WORK ITEM
Reproduce all of the records exactly.

+++

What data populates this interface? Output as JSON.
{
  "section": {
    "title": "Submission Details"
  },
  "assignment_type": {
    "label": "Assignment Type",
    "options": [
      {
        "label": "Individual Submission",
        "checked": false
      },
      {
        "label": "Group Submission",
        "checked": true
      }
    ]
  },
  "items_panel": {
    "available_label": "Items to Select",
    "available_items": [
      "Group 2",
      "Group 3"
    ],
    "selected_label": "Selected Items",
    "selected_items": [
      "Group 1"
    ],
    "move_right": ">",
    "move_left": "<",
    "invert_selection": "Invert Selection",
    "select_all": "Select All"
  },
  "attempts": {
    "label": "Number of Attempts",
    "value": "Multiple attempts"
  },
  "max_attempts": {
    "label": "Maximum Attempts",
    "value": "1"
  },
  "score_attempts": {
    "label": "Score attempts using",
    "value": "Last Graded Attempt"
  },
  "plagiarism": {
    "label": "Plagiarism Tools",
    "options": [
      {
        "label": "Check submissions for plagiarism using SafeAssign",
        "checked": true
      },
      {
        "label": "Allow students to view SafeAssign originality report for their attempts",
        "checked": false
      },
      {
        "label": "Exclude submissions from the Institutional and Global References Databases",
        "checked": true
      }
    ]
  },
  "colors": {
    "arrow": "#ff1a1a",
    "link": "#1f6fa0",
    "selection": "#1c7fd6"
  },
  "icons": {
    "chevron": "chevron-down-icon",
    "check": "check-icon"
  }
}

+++

YOUR RESPONSE
What data populates this interface? Output as JSON.
{
  "section": {
    "title": "Submission Details"
  },
  "assignment_type": {
    "label": "Assignment Type",
    "options": [
      {
        "label": "Individual Submission",
        "checked": false
      },
      {
        "label": "Group Submission",
        "checked": true
      }
    ]
  },
  "items_panel": {
    "available_label": "Items to Select",
    "available_items": [
      "Group 2",
      "Group 3"
    ],
    "selected_label": "Selected Items",
    "selected_items": [
      "Group 1"
    ],
    "move_right": ">",
    "move_left": "<",
    "invert_selection": "Invert Selection",
    "select_all": "Select All"
  },
  "attempts": {
    "label": "Number of Attempts",
    "value": "Multiple attempts"
  },
  "max_attempts": {
    "label": "Maximum Attempts",
    "value": "1"
  },
  "score_attempts": {
    "label": "Score attempts using",
    "value": "Last Graded Attempt"
  },
  "plagiarism": {
    "label": "Plagiarism Tools",
    "options": [
      {
        "label": "Check submissions for plagiarism using SafeAssign",
        "checked": true
      },
      {
        "label": "Allow students to view SafeAssign originality report for their attempts",
        "checked": false
      },
      {
        "label": "Exclude submissions from the Institutional and Global References Databases",
        "checked": true
      }
    ]
  },
  "colors": {
    "arrow": "#ff1a1a",
    "link": "#1f6fa0",
    "selection": "#1c7fd6"
  },
  "icons": {
    "chevron": "chevron-down-icon",
    "check": "check-icon"
  }
}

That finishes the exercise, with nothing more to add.